Exercise — What is the number of lines in the entries that contain the word "name"? Reply with that number only.

Element data from apps and pages —
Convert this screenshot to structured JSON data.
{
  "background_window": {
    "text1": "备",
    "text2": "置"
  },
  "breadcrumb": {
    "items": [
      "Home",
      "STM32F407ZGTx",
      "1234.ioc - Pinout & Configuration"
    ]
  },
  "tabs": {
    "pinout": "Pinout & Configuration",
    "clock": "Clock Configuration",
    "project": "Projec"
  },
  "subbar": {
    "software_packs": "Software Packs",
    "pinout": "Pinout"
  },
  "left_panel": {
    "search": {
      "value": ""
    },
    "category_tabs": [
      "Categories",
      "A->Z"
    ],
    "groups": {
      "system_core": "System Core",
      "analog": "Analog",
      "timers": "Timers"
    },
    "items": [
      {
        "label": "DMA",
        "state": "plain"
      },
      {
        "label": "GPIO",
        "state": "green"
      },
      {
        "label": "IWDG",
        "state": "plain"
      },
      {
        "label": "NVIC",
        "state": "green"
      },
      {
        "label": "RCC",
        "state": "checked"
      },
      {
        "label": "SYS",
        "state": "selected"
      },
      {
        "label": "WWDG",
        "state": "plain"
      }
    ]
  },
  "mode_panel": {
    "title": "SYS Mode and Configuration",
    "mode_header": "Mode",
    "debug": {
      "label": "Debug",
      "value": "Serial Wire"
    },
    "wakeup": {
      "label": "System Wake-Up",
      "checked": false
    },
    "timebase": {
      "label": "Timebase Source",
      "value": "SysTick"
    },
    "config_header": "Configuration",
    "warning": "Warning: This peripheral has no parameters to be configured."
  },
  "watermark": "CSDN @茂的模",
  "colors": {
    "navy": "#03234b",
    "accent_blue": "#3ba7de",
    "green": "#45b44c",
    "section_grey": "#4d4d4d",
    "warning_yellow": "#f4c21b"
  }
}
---
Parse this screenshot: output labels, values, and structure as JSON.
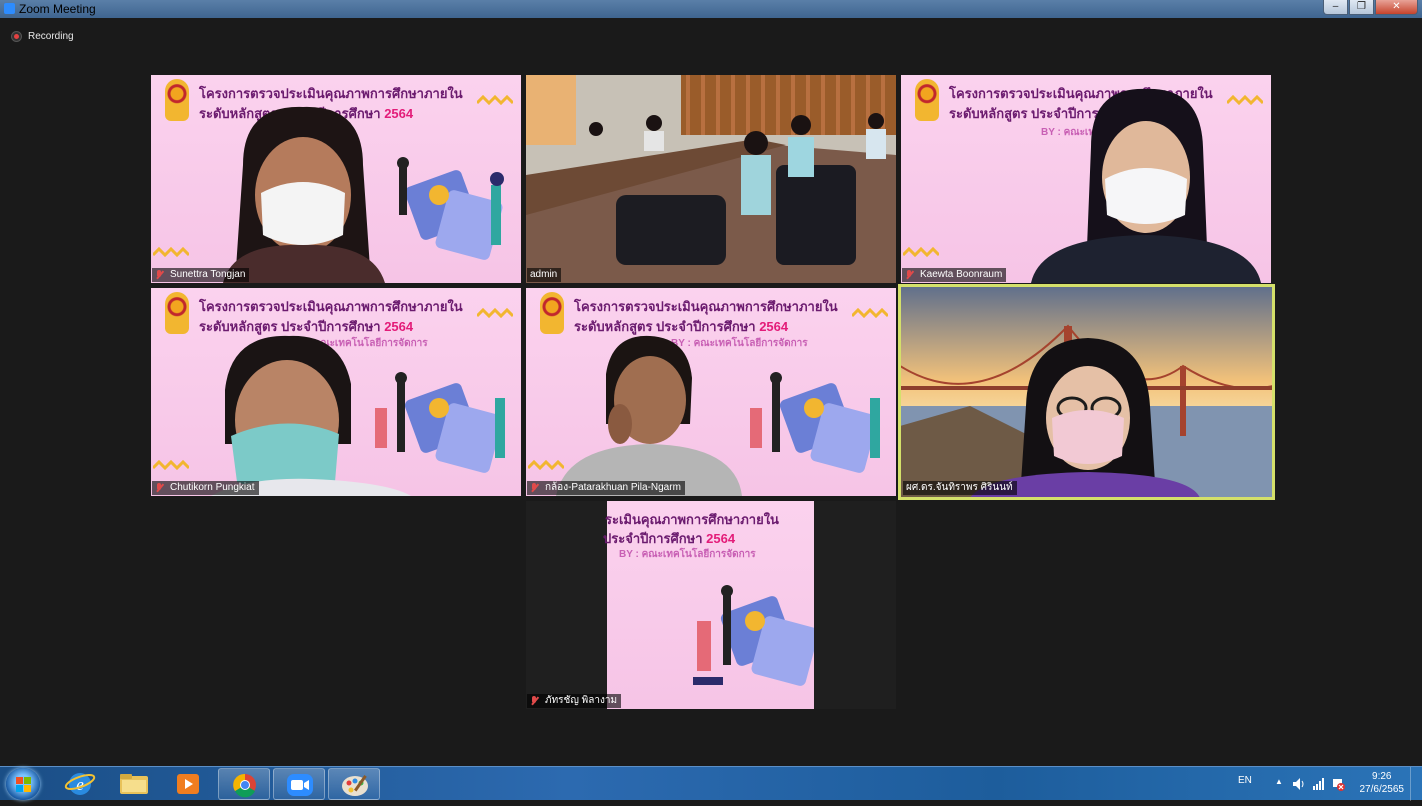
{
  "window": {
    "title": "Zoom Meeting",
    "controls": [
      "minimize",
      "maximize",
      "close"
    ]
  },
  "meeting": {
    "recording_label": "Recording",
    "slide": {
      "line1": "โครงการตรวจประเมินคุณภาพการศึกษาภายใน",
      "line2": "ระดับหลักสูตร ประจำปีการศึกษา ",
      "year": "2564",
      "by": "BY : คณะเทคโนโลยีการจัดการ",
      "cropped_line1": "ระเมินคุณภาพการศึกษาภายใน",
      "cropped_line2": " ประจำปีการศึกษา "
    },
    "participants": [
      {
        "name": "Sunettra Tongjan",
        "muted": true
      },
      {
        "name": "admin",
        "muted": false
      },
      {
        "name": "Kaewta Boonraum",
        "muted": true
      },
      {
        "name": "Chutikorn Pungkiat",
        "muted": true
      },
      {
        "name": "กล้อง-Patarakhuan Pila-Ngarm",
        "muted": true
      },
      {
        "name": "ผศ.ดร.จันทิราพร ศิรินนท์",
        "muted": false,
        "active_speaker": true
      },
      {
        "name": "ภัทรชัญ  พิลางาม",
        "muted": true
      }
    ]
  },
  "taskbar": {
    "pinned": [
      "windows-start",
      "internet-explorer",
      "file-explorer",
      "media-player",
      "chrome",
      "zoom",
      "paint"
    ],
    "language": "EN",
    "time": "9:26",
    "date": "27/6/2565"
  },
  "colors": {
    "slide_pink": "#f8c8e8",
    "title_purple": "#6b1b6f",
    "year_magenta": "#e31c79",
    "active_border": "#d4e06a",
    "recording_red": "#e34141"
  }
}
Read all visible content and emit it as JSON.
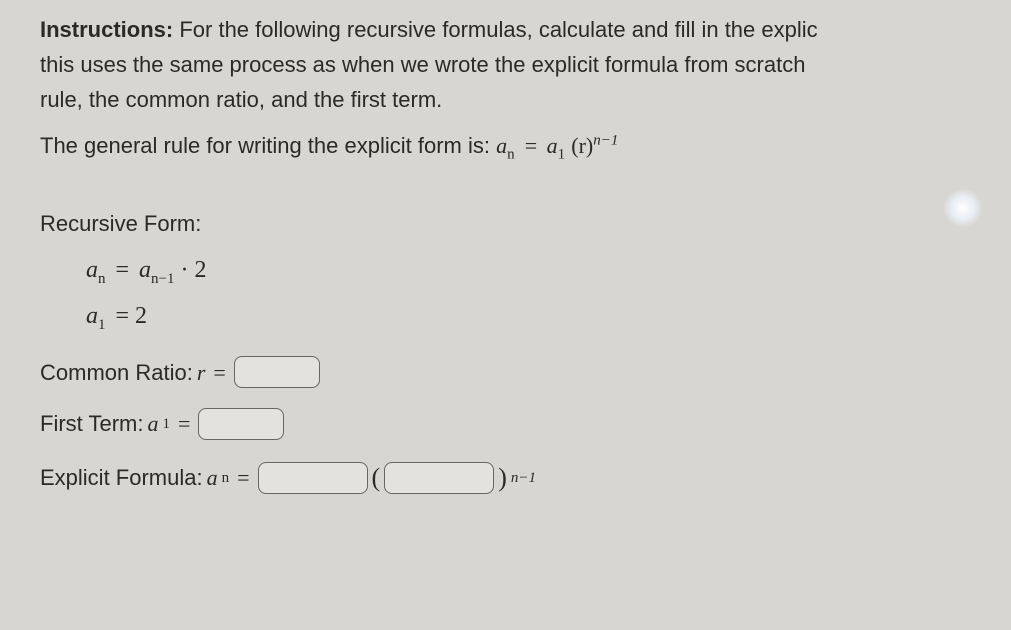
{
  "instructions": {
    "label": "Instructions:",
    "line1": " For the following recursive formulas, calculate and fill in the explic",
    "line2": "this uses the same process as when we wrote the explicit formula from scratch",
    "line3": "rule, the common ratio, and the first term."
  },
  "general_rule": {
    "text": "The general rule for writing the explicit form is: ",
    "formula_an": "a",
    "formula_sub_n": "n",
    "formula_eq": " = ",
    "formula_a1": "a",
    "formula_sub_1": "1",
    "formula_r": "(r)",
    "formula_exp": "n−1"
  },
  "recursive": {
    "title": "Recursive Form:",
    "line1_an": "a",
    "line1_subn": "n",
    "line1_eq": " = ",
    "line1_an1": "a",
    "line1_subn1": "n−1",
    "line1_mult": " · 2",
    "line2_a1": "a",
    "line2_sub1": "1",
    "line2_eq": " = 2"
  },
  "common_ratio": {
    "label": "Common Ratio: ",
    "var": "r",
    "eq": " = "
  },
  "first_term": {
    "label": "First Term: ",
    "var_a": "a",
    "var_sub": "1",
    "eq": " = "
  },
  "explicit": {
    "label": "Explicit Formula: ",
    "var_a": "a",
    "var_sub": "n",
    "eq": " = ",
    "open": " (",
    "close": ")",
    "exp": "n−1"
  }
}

Response to the task — 7